• _Activity_:
Both ends included, set down the lines from the line containing "Serialize everything readable" through the last line of the records below, without pictures.

━━ Supplied information

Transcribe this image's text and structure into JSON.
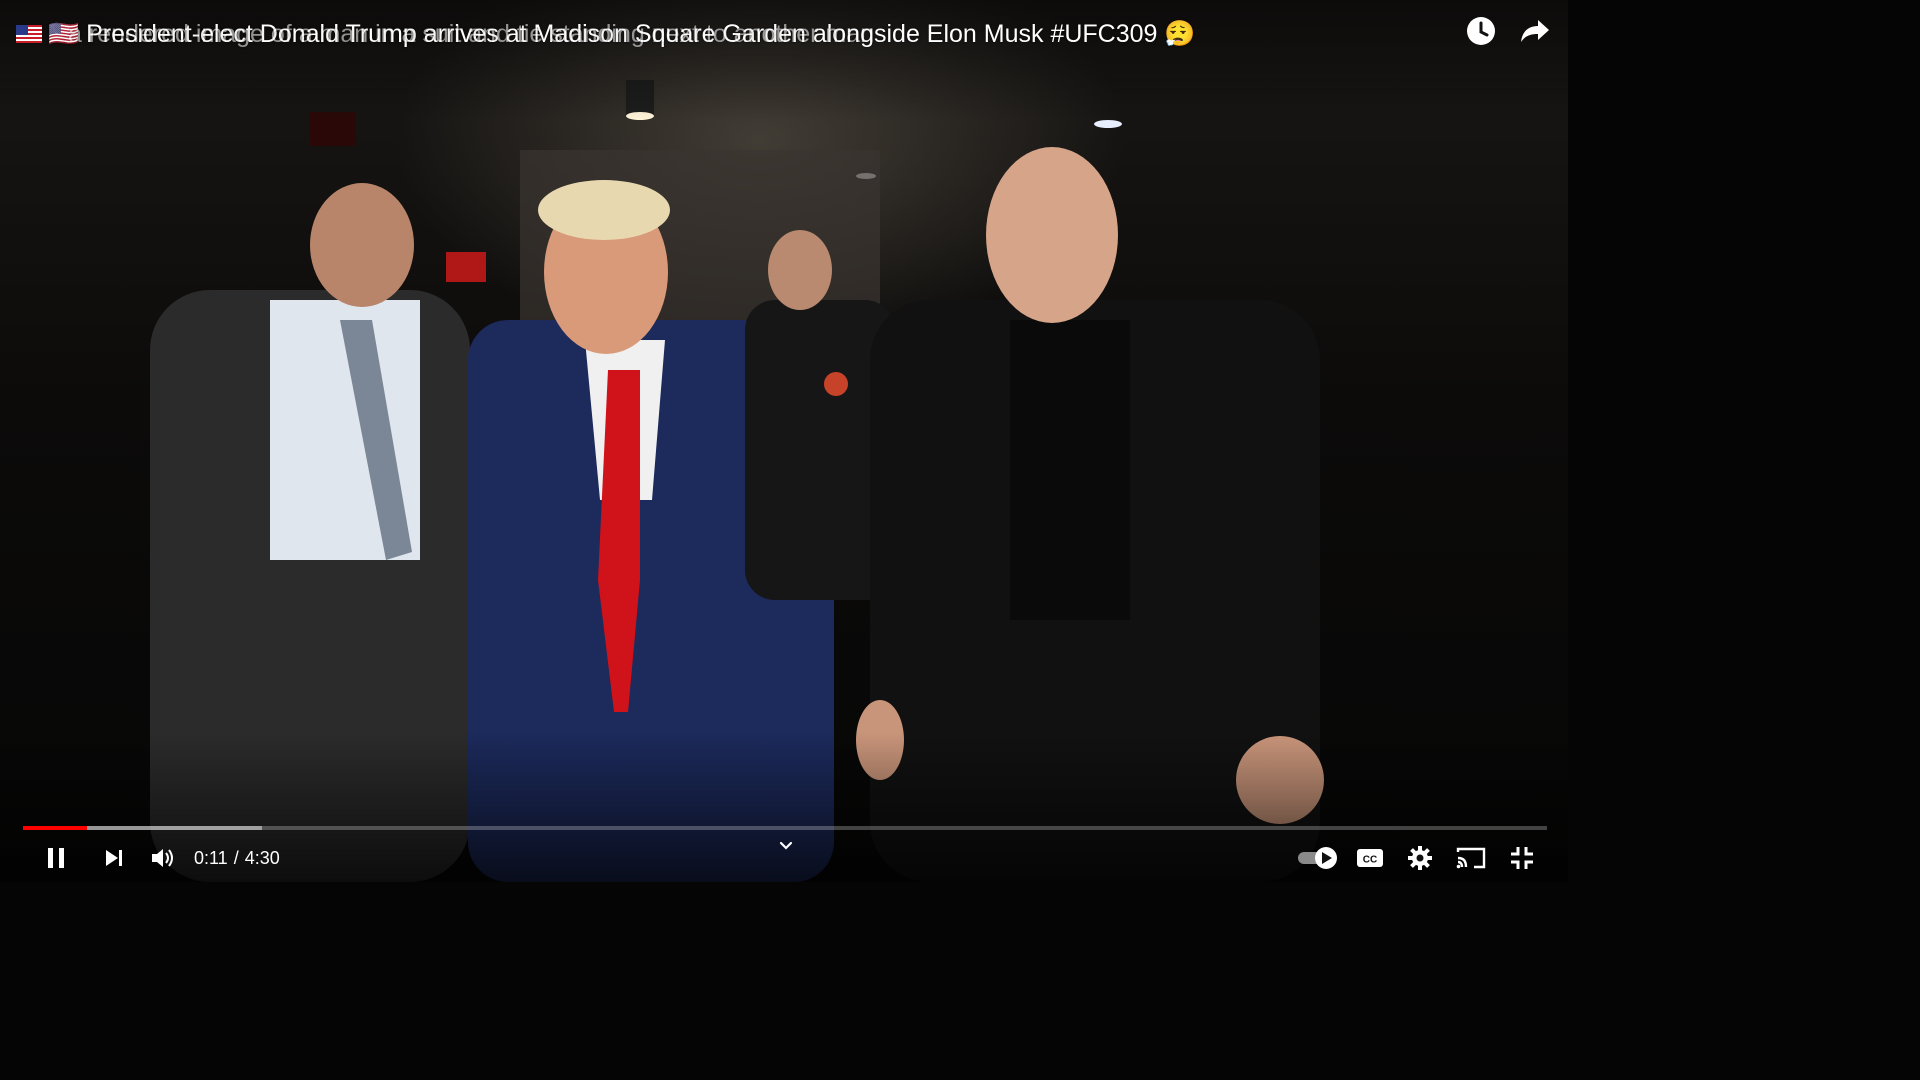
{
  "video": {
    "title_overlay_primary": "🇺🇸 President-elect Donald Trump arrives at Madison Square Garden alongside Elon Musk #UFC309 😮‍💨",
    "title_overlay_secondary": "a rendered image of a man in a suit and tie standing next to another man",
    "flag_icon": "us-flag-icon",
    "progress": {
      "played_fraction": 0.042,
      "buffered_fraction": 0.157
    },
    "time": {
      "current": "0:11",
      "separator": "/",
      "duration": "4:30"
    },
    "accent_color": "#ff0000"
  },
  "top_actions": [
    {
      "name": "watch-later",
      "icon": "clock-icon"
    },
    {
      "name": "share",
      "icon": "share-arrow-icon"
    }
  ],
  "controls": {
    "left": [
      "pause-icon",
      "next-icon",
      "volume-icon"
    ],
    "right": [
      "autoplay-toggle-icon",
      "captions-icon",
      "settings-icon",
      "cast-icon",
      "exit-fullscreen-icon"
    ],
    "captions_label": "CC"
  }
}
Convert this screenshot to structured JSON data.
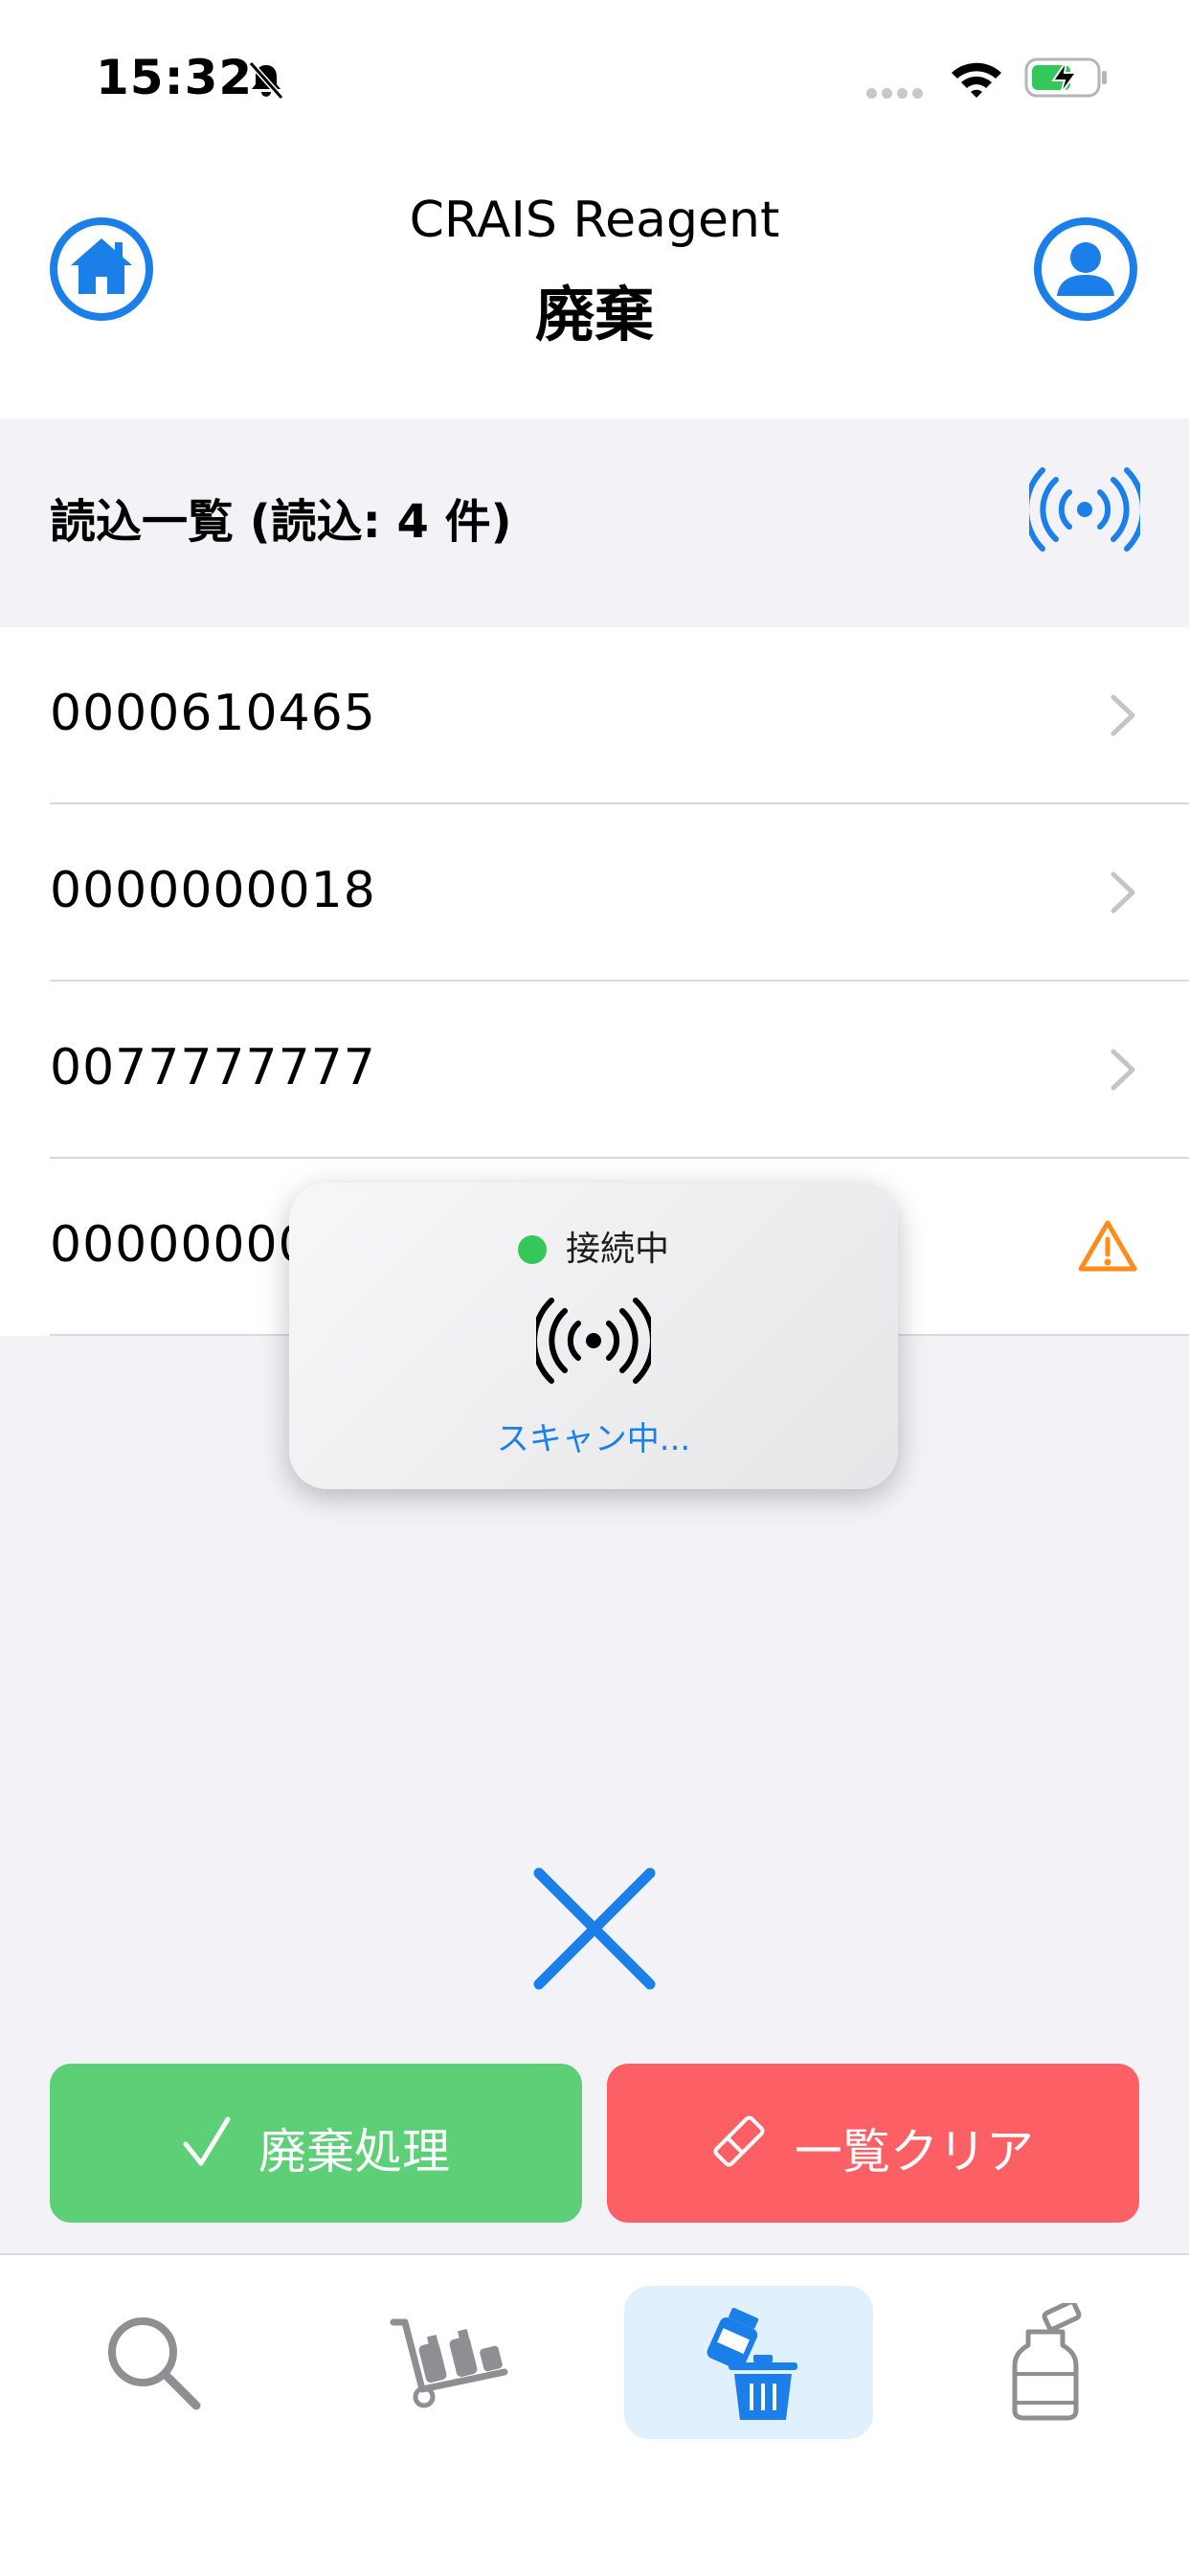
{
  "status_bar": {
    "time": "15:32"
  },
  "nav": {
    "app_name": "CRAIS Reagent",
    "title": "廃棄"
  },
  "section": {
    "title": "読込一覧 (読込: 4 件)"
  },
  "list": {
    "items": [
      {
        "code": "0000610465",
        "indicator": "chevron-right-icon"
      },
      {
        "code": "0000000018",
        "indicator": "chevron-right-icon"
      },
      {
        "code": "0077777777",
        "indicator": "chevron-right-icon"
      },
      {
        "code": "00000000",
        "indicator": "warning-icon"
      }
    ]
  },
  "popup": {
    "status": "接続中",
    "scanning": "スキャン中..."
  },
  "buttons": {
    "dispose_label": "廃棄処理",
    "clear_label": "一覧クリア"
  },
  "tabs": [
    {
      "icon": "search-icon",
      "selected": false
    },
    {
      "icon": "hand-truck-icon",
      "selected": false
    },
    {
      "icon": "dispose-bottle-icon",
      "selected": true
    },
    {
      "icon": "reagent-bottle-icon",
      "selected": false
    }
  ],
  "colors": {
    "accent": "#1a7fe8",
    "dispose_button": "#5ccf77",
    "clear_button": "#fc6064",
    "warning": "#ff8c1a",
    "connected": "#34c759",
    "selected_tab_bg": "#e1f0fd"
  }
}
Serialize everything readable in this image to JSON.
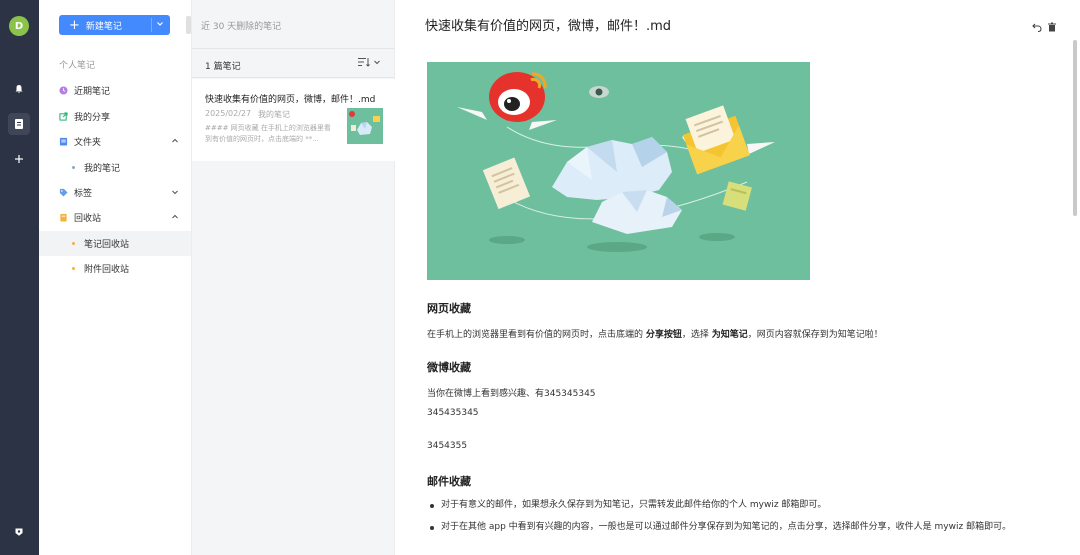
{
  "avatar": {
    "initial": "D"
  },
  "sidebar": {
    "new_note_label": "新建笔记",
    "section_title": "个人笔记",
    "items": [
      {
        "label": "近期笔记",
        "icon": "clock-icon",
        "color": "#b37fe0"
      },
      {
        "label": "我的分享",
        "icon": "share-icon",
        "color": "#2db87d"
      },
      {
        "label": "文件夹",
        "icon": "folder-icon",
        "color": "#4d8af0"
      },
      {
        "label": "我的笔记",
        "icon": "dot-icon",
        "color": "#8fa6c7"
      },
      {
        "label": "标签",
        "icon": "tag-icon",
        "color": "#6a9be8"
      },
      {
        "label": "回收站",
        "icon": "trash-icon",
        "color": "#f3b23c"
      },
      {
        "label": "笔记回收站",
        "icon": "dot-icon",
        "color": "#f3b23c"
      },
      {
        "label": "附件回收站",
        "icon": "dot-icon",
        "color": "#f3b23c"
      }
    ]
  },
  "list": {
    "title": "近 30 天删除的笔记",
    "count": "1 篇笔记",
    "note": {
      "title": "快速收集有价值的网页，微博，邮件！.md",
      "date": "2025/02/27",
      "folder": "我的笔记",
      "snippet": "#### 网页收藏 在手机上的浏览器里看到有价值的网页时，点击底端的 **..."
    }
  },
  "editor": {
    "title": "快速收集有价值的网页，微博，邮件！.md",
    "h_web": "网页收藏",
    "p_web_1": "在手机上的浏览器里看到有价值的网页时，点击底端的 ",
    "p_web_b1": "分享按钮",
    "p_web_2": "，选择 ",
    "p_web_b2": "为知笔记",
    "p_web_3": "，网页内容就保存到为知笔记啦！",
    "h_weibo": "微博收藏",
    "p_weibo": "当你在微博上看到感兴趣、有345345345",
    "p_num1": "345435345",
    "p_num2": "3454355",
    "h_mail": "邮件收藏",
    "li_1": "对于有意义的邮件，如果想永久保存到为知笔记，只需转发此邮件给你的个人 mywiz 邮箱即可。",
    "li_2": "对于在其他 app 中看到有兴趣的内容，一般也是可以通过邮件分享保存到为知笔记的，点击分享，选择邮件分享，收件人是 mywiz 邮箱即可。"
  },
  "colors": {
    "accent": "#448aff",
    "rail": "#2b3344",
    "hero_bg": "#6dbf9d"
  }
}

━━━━

• _Response to this task_:
Serialize everything readable in this image to JSON.
{
  "avatar": {
    "initial": "D"
  },
  "sidebar": {
    "new_note_label": "新建笔记",
    "section_title": "个人笔记",
    "items": [
      {
        "label": "近期笔记",
        "icon": "clock-icon",
        "color": "#b37fe0"
      },
      {
        "label": "我的分享",
        "icon": "share-icon",
        "color": "#2db87d"
      },
      {
        "label": "文件夹",
        "icon": "folder-icon",
        "color": "#4d8af0"
      },
      {
        "label": "我的笔记",
        "icon": "dot-icon",
        "color": "#8fa6c7"
      },
      {
        "label": "标签",
        "icon": "tag-icon",
        "color": "#6a9be8"
      },
      {
        "label": "回收站",
        "icon": "trash-icon",
        "color": "#f3b23c"
      },
      {
        "label": "笔记回收站",
        "icon": "dot-icon",
        "color": "#f3b23c"
      },
      {
        "label": "附件回收站",
        "icon": "dot-icon",
        "color": "#f3b23c"
      }
    ]
  },
  "list": {
    "title": "近 30 天删除的笔记",
    "count": "1 篇笔记",
    "note": {
      "title": "快速收集有价值的网页，微博，邮件！.md",
      "date": "2025/02/27",
      "folder": "我的笔记",
      "snippet": "#### 网页收藏 在手机上的浏览器里看到有价值的网页时，点击底端的 **..."
    }
  },
  "editor": {
    "title": "快速收集有价值的网页，微博，邮件！.md",
    "h_web": "网页收藏",
    "p_web_1": "在手机上的浏览器里看到有价值的网页时，点击底端的 ",
    "p_web_b1": "分享按钮",
    "p_web_2": "，选择 ",
    "p_web_b2": "为知笔记",
    "p_web_3": "，网页内容就保存到为知笔记啦！",
    "h_weibo": "微博收藏",
    "p_weibo": "当你在微博上看到感兴趣、有345345345",
    "p_num1": "345435345",
    "p_num2": "3454355",
    "h_mail": "邮件收藏",
    "li_1": "对于有意义的邮件，如果想永久保存到为知笔记，只需转发此邮件给你的个人 mywiz 邮箱即可。",
    "li_2": "对于在其他 app 中看到有兴趣的内容，一般也是可以通过邮件分享保存到为知笔记的，点击分享，选择邮件分享，收件人是 mywiz 邮箱即可。"
  },
  "colors": {
    "accent": "#448aff",
    "rail": "#2b3344",
    "hero_bg": "#6dbf9d"
  }
}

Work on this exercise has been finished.